Calderón watched, mesmerised through his binoculars as the ships drew closer. He counted six battlecruisers sailing line astern. Either side a small flotilla of destroyers kept pace with their charges. He estimated their distance at around seven nautical miles. On the desk in front of him a large volume of Jane’s eponymous work lay open at the Prussian fleet. Calderón was sure he was not mistaken; the distinct bulges of the supercavitating propellor housings could be seen even from this distance. Surely they wouldn’t… he muttered to himself. He glanced towards Tarifa. The ponderous trucks still ambled towards him. The nearest had practically reached the bascules below Calderón’s tower. A few had stopped by the various gun emplacements and he could see men hurriedly unloading crates of high calibre shells with cranes. Well, if that doesn’t provoke the Prussians… He swung his attention back to the approaching fleet. The lead ship had turned and was now sailing parallel to the bridge. The two battlecruisers behind followed suit. The three aft warships peeled off in the opposite direction and headed southwards. The destroyers distributed themselves equally between the divided squadron. What the hell are they up to?
Derfflinger, Seydlitz and Von der Tann headed north; Moltke, Lützow and Hindenburg turned south. Admiral von Steinheim took out his pocket watch, regarded it for around half a minute, then nodded to Abdecker. “Train guns, primary target,” the Kapitän barked into the brass voice tube. A harsh clanging alarm resonated the length of the ship as the forward and aft turrets swung round, barrels pointing menacingly at the de Goya Bridge.

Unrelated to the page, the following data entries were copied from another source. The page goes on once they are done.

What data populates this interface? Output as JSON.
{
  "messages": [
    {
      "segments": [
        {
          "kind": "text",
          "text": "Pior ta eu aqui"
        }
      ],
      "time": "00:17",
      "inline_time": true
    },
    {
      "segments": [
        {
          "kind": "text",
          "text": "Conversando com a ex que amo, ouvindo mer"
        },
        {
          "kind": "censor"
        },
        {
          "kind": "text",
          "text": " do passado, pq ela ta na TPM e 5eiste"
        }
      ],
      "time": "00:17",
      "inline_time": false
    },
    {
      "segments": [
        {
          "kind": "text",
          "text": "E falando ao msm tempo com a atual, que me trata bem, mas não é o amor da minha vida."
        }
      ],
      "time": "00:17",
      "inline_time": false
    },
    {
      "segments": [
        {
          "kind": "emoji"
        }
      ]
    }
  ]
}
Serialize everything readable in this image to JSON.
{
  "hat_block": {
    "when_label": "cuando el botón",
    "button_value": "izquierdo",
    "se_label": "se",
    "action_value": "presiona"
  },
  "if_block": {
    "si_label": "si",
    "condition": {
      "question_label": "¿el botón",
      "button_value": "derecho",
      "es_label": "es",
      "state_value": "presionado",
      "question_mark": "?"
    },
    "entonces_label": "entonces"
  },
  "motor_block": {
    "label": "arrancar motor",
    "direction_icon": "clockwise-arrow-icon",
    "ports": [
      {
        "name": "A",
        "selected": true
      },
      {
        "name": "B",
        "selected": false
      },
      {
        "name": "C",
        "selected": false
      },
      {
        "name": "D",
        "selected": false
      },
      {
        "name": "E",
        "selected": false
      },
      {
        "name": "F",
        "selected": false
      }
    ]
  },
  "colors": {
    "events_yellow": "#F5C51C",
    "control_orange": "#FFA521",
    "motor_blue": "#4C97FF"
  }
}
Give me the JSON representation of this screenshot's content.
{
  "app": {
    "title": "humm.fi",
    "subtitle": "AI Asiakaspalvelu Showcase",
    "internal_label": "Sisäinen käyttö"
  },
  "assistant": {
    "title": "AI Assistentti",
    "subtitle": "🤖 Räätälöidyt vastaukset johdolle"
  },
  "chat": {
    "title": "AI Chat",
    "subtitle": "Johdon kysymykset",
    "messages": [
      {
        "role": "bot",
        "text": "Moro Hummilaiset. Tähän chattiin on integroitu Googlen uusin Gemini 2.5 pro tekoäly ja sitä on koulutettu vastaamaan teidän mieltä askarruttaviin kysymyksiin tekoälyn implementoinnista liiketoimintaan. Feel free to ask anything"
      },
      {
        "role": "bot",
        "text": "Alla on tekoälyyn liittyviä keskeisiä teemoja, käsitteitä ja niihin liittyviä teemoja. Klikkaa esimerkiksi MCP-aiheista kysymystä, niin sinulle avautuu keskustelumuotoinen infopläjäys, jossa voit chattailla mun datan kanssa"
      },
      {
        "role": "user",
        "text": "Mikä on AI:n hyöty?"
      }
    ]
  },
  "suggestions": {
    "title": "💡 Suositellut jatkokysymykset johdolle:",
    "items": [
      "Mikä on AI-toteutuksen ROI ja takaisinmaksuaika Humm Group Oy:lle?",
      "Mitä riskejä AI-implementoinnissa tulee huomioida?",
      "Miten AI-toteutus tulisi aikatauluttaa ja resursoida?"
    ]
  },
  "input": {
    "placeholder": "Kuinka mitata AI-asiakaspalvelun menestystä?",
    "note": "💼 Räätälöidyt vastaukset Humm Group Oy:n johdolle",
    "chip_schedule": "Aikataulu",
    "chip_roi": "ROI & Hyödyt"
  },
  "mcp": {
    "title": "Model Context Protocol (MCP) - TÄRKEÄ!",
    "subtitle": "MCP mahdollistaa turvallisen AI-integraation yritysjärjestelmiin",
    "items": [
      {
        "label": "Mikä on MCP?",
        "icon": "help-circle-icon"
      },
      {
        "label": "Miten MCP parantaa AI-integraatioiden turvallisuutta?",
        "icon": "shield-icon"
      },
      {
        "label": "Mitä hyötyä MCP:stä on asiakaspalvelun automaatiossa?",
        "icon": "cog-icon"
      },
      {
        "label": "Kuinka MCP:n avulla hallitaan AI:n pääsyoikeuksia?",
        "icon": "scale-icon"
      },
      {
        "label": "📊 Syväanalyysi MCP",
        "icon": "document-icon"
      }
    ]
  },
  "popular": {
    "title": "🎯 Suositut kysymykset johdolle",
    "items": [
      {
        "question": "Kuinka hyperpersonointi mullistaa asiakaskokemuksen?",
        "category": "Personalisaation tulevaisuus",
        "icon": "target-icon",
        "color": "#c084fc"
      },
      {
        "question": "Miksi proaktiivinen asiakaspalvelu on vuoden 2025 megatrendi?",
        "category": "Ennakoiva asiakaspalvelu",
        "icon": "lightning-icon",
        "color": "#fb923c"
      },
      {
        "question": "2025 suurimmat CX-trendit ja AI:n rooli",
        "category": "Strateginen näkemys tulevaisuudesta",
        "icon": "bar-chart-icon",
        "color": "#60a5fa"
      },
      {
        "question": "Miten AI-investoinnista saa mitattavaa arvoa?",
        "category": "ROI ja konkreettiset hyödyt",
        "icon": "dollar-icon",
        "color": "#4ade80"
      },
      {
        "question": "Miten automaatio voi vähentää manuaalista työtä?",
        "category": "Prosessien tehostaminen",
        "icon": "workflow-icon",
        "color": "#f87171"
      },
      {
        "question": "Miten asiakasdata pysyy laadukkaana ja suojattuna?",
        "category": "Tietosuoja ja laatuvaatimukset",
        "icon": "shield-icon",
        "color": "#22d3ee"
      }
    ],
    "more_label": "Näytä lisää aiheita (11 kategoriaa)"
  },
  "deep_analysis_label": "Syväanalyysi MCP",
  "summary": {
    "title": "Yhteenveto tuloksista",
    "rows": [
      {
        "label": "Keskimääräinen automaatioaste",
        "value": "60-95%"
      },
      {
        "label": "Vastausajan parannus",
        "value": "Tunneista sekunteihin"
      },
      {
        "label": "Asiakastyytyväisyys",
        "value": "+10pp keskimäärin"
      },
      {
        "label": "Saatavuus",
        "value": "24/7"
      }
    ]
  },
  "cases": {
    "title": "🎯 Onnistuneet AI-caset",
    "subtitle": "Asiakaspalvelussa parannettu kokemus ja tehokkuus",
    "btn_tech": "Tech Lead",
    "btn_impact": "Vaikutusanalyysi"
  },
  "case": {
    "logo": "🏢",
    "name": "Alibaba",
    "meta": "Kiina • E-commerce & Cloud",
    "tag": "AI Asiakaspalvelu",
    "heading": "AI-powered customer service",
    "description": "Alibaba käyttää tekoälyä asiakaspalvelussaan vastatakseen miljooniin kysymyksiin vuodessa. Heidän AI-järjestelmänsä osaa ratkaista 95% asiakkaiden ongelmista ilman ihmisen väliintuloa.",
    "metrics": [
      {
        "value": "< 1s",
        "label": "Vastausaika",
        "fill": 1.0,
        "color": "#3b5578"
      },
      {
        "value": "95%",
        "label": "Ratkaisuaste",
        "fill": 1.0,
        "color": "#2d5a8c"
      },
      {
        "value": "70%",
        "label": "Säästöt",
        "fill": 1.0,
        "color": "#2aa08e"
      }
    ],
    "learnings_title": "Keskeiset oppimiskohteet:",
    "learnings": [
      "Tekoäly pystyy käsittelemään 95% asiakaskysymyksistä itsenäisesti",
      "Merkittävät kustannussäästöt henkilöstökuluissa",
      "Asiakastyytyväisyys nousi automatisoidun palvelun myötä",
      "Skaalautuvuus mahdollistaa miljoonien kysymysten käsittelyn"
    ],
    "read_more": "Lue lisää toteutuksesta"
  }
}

“Advise when target ranged and guns ready,” von Steinheim snapped. Within fifteen seconds Abdecker signalled that this was so; the familiar whining of the capacitor banks charging up the hybrid gauss guns permeated the bridge. “All ships to follow lead – fire when ready Kapitän.”
Abdecker snapped smartly to attention and saluted. “Thank you, sir,” he beamed and grabbed the voice tube. “Northern flotilla; God save the Kaiser – fire!”
Calderón was in no doubt of the fleet’s intentions as soon as he saw the guns swing in his direction. He threw down his binoculars and dived for the telephone. Stabbing the call button as fast as he could with trembling fingers he got a direct line to the command centre at Castillo de Guzmán el Bueno on the mainland. A rather tired, irritated voice at the other end answered, “¿Hola?”
“It’s happening,” screamed Calderón, as he watched a ripple of flashes along the length of the fleet, “it’s really bloody happening. The bloody Prussians are attacking the bridge!”
“Jesus, Calderón!” replied the voice, suddenly much more alert, “Are you sure?”
Huge columns of water erupted all around the tower as the shells impacted with the sea and exploded. The air filled with brine and noise.
“Of course I’m bloody sure!” yelled José Pablo Martínez de Calderón García-Batista, those being the last words he ever spoke.
Both von Steinheim and Abdecker clutched binoculars to their eyes, holding their breath as they waited for the first salvo to land. Several large columns of water erupted around the bascule section as shells landed fractionally short of target. Suddenly there was a colossal explosion and the central portion of the bridge disappeared in an expanding ball of fire and smoke. A lucky shot had hit the ammunition truck crossing the bascules. The explosion momentarily obscured the rising sun. “Gott in Himmel!” exclaimed Abdecker.
Von Steinheim’s expression did not change. “All guns to secondary targets,” he said without emotion. “Fire when ready.”